Dr Miles, together with Queensland DAF senior plant pathologist Murray Sharman and plant pathologist Joop van Leur from the New South Wales Department of Primary Industries, found that low virus transmission had taken place in Queensland crops despite widespread and high-density aphid infestations. However, all crops surveyed on the Liverpool Plains in NSW showed BYMV infection.
“In the event of similar aphid outbreaks, we may see a different outcome due to the complex interactions between the aphids and different viruses,” Dr Miles says. “In areas where there were previous virus outbreaks, faba bean crops will be at greater risk.
“Using seed dressings that help protect the crop from early aphid establishment and virus transmission is a reasonable way to approach virus management at this point.
“Seed dressings are beneficial in terms of limiting the spread of both persistent viruses, such as bean leaf roll virus, and non-persistent viruses in faba beans.
”More work is still needed, particularly in the areas of predicting aphid outbreaks and virus transmission.“Cowpea aphids migrated some distance into cropping areas this year, so predicting those outbreaks was extremely difficult,” she says.

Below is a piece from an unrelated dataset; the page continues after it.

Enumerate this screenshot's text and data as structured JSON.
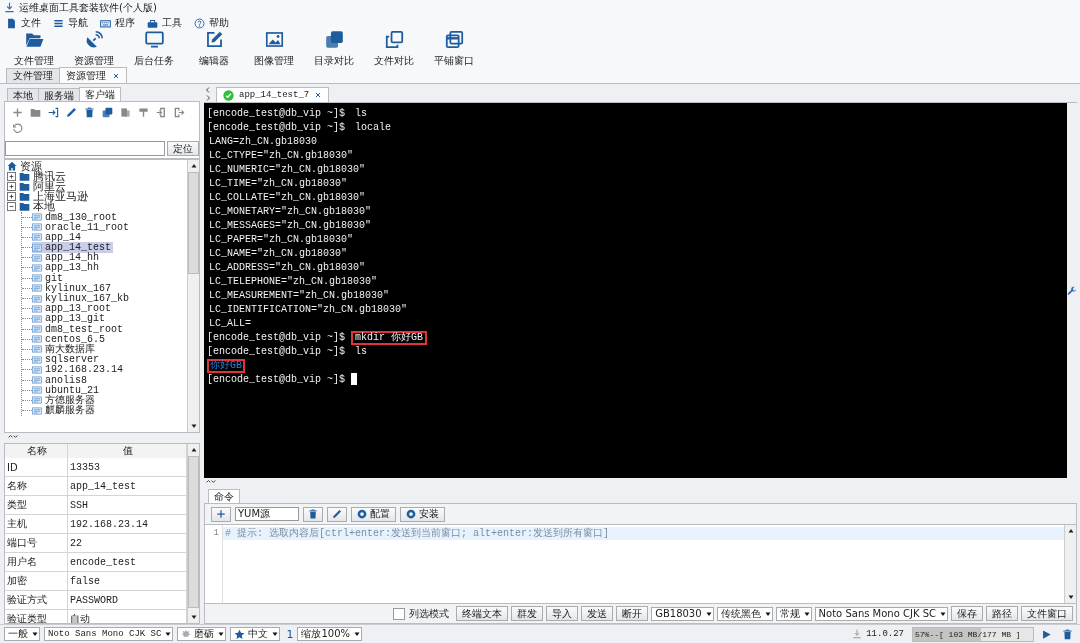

Faba beans are considered a research priority because there is limited information on pest management for growers and agronomists.
They are a relatively new crop in the northern grains region, with new varieties making them a viable option for longer-season regions or in seasons with early planting opportunities.
In addition to aphids, helicoverpa species are major pests in faba bean crops.
Sampling effectively for helicoverpa larvae is challenging. Early research results suggest a combination of beat sheet or sweep net sampling and visual inspections is needed.
Without visual inspection, the presence of small larvae may be overlooked, making it difficult to assess the degree of infestation and correctly time controls.
Researchers hope to gain a better understanding of Helicoverpa species. and how other pests impact faba beans in the next two years.
More information:Dr Melina Miles,
07 4688 1369,
GRDC Project Code DAQ00153
Region North, South